Notes on Solos Duos Trios
Artinis is representative of his Armenian period of the 1940s, written in the monophonic style of Middle Eastern zither and lute music. Bardo Sonata's three movements have, successively: melodic fragments and senza misura outbursts above clusters; a delicate treble melody with a melodic counterpoint to it in the left hand; and a somber, largely monophonic, ending. Influences of the composer's travels to study ancient court music in Japan and Korea are evident in his three-movement Sonatina. The Three Haikus present elements of gagaku and gamelan, concluding with a plaintive modal melody that creates its own ethereal accompaniment by exciting harmonics in the bass strings.
Sonata Ricercare explores in depth the contrapuntal possibilities inherent in a single musical subject.
Passacaglia in Canon: the main theme is the ostinato. The 14 variations (a possible nod to Bach since B+A+C+H=14) feature two voices imitating each other, at varying intervals in each variation.
Mirror fugue: the complete score can be inverted without loss of musicality. The rectus (normal) and inversus (upside-down) versions are played back to back. Same main theme as other movements.

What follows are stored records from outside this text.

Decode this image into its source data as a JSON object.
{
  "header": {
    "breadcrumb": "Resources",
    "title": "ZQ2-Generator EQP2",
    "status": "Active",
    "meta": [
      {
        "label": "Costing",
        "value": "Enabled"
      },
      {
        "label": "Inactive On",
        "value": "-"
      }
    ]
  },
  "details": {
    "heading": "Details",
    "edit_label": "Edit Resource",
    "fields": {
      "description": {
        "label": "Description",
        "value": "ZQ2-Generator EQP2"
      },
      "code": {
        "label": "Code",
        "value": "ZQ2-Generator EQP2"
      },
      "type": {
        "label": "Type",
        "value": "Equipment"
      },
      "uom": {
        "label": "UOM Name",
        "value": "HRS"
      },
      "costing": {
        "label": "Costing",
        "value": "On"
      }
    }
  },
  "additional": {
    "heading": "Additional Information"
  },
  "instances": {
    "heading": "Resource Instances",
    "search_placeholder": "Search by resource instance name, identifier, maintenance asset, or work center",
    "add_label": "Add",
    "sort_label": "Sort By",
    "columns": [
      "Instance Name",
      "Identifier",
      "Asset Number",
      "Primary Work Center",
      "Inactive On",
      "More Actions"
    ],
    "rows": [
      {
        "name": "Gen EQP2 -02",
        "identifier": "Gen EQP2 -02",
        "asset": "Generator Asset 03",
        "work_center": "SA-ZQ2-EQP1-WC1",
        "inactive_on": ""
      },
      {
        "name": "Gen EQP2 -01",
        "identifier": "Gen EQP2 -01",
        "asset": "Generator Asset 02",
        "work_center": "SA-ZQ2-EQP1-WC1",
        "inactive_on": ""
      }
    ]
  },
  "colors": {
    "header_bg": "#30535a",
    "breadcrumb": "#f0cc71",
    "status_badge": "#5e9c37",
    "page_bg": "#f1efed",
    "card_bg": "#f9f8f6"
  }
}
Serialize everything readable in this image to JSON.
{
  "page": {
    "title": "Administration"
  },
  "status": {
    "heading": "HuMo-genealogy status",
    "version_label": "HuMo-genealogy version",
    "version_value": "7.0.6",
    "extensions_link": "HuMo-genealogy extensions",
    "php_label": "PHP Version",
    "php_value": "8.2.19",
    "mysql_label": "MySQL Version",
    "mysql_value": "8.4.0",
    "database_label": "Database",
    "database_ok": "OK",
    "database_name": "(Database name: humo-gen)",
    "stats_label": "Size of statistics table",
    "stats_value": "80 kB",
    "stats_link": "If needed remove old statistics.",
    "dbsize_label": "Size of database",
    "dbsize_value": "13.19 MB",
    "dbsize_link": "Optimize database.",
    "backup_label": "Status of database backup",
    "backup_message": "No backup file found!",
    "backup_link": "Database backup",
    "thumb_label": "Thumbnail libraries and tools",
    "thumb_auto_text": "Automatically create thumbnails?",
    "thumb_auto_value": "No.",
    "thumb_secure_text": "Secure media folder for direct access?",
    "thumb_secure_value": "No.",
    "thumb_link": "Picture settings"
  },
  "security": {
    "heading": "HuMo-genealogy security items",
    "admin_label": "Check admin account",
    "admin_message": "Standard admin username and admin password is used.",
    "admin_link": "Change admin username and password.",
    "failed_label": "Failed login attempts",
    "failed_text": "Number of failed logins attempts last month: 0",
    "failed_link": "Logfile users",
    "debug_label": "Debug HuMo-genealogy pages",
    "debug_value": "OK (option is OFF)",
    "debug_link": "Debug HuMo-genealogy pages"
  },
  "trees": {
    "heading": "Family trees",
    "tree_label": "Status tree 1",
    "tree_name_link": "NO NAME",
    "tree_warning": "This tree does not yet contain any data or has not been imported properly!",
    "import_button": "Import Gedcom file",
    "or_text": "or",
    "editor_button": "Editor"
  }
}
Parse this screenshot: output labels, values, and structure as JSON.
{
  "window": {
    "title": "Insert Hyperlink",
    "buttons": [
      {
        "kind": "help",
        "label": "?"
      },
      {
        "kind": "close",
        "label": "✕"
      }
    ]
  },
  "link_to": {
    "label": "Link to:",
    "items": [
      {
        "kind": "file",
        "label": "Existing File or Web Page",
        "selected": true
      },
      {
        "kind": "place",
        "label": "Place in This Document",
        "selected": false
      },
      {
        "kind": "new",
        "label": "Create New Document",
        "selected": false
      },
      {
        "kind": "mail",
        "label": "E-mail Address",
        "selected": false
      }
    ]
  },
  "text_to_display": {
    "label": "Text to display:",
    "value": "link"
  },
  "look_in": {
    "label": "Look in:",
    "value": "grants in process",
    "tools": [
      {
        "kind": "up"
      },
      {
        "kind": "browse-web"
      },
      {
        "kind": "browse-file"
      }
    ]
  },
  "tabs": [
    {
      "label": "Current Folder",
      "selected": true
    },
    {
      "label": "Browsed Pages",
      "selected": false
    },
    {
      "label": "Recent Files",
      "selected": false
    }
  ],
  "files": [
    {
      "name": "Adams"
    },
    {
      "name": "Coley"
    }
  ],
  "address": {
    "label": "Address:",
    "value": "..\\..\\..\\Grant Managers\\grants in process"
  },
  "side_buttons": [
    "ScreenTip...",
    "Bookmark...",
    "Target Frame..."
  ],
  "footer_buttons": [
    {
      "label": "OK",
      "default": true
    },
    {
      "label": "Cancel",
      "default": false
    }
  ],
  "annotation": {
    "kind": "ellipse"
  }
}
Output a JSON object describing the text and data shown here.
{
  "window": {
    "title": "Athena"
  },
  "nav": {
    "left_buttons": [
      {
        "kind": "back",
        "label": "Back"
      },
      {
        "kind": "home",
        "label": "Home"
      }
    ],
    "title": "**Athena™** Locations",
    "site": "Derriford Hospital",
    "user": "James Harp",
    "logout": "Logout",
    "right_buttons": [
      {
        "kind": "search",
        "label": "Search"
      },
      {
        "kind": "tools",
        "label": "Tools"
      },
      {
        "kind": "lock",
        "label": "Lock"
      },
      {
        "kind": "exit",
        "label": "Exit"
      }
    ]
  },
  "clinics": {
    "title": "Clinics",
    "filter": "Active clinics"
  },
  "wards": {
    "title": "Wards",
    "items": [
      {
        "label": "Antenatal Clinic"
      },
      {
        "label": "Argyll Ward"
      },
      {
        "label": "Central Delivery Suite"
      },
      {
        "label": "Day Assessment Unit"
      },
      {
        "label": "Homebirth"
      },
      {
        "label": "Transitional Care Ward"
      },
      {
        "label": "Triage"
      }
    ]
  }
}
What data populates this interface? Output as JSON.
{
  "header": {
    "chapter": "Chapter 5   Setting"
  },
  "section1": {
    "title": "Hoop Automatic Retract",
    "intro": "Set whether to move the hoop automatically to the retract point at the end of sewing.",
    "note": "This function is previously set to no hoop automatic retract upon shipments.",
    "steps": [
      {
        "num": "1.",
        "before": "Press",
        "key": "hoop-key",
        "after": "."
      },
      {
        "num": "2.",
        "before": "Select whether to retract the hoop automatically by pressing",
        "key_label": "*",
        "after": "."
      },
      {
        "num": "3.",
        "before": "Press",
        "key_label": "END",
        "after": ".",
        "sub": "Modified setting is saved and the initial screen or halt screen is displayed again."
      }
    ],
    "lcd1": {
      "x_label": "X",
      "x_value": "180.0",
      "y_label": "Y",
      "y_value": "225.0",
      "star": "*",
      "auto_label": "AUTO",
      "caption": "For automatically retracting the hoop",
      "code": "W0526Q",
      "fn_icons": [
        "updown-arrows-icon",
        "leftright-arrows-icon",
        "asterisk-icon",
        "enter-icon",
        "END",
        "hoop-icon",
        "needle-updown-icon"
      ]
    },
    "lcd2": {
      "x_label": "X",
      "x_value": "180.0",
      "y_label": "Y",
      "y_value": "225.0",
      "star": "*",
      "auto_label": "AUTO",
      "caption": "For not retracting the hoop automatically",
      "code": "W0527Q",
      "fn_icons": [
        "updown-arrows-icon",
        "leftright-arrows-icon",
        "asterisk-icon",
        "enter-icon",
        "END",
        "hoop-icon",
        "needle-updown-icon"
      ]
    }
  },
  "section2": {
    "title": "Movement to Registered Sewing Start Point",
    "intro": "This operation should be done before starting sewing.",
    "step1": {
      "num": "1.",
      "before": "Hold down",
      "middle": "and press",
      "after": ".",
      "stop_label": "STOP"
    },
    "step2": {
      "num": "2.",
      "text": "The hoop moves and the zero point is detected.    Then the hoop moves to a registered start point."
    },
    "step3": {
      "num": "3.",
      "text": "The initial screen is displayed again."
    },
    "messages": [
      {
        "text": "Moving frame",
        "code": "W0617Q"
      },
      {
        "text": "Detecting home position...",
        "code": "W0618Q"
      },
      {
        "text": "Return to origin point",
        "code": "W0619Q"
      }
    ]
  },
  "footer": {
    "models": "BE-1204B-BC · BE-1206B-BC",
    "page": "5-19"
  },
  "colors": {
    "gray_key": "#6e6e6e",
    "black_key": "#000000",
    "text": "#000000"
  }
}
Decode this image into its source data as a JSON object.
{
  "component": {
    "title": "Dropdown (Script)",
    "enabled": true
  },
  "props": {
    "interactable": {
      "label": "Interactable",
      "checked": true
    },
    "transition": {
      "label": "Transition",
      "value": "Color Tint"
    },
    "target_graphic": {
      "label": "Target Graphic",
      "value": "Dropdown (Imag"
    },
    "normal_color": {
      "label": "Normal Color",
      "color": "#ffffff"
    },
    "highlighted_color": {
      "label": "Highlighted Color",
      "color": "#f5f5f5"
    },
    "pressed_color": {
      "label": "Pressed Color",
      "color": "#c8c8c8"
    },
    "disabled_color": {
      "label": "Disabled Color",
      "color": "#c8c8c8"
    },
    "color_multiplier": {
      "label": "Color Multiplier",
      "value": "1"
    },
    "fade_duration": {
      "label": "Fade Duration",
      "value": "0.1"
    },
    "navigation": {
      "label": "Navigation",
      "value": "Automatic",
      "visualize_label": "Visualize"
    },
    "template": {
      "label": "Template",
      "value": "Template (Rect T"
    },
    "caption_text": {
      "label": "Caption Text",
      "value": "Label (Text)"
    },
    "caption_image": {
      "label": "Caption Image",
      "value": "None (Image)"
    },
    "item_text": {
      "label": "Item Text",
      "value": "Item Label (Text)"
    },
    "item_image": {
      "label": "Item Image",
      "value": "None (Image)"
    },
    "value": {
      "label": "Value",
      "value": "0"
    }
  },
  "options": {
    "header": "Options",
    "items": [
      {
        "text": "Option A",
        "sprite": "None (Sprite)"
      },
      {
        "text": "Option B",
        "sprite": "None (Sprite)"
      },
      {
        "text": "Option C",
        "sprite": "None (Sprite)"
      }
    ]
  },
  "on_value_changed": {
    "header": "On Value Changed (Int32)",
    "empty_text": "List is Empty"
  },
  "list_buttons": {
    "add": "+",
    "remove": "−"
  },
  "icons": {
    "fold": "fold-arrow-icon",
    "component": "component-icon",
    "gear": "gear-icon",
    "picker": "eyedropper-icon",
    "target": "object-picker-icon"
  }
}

Fugue: The same main theme as that of the other movements is treated here as a simple monothematic 4-voice fugue.
All the above techniques can also be found in Bach's Art of the Fugue, which contains 14 fugues.
Poseidon Sonata: Hovhaness named his own record company "Poseidon", and his so-called "spiritual teacher" was a mystic painter interested in ancient Greece. His father was shipwrecked in the Poseidon while immigrating to the U.S. Melodic and dynamic undulations reminiscent of turbulent waves.
Trio I (1935)
Has classical and baroque elements. The middle section of the second movement is a double canon, where the soprano and alto voices in the piano imitate each other in a canon while at the same time the violin and cello imitate each other using a melody unrelated to that in the piano part. Dedicated to Sibelius. Traveled to Finland about this time to meet him.
Sonata Ricercare (1935)
"Ricercare" has the same root as "research" and refers to exploring the contrapuntal possibilities of a single theme. In the first movement, this theme appears as the bass cantus firmus slowly repeated fifteen times. The passacaglia's variations are handled by the soprano and alto voices, the latter faithfully mimicking the latter. The first variation is a "Canone alla quarta" in which the alto's imitation is a fourth lower than the soprano; the next a "Canone alla segunda" with a drop of a second; each time the interval of imitation changes. The variations are fourteen in number in a possible nod to Bach, who favored the number as the sum of the letters in his name and used it to structure compositions. The second movement employs the same theme in a two-voiced mirror fugue, first played normally and then repeated with the score turned upside down. The third movement is a four-voiced fugue with the same theme.
From his "Armenian period." Complaining of not being able to write interesting music for the piano, he followed a painter friend's advice to treat the piano as a kanun, or Turkish zither. As the first movement is indicated "Lutelike", perhaps here he had in mind the baglama, or Turkish lute. Modal, monophonic piano writing similar to that of Janabar.
Elements of "contemporary Western music," tone clusters and senza misura, are prominent in certain passages of the first movement. Hovhaness invented the senza misura technique, where no bars are written, and speed and timing are at the discretion of each performer. While not obvious in a solo piece, it creates unique textures in orchestral writing and is said to prefigure Cage's aleatoric writing.
The second movement features delicate counterpoint.
The somber third movement is largely monophonic, at times with a drone, using ancient church modes. It begins in Mode II (Dorian), then shifts to Mode V (Mixolydian) then drifts back to Mode II before wandering eventually to the second mode of the melodic minor scale. An unusual feature of the piano writing is that many notes are held and reappear multiple times with with melodic and rhythmic function, but only as shadows of their original selves.
Entire piece senza misura. Dies Irae quote near the end, after the dramatic clusters.
Studied traditional music in India, Korea and Japan. First trip to Japan 1960.
Three Haikus (1965)
First Haiku: Japanese-sounding, and recognizably so to the Japanese ear. Three phrases, though of 5, 7 and 7 notes, unlike the 5-7-5 syllables of haiku poetry.
Second Haiku: the opening bears a striking similarity to the Debussy's imitation of gamelan music in his "Pagodes."
Third Haiku: There are three bass-chord sequences--this time, they neatly number 5, 7 and 5. Each final bass chord is held long after its attack has died down. A plaintive modal melody creates its own ethereal accompaniment by exciting harmonics in the bass strings.
White Cat: (1973)
From an email from theremin player Rom Chiaki:
"I was surprised at how the piece sounded like Japanese music. Recently I have been working with a koto player, and it exerts a strange fascination when she plays Western classics, and here I felt I was seeing the opposite, also fascinating: traditional Japanese music on Western instruments."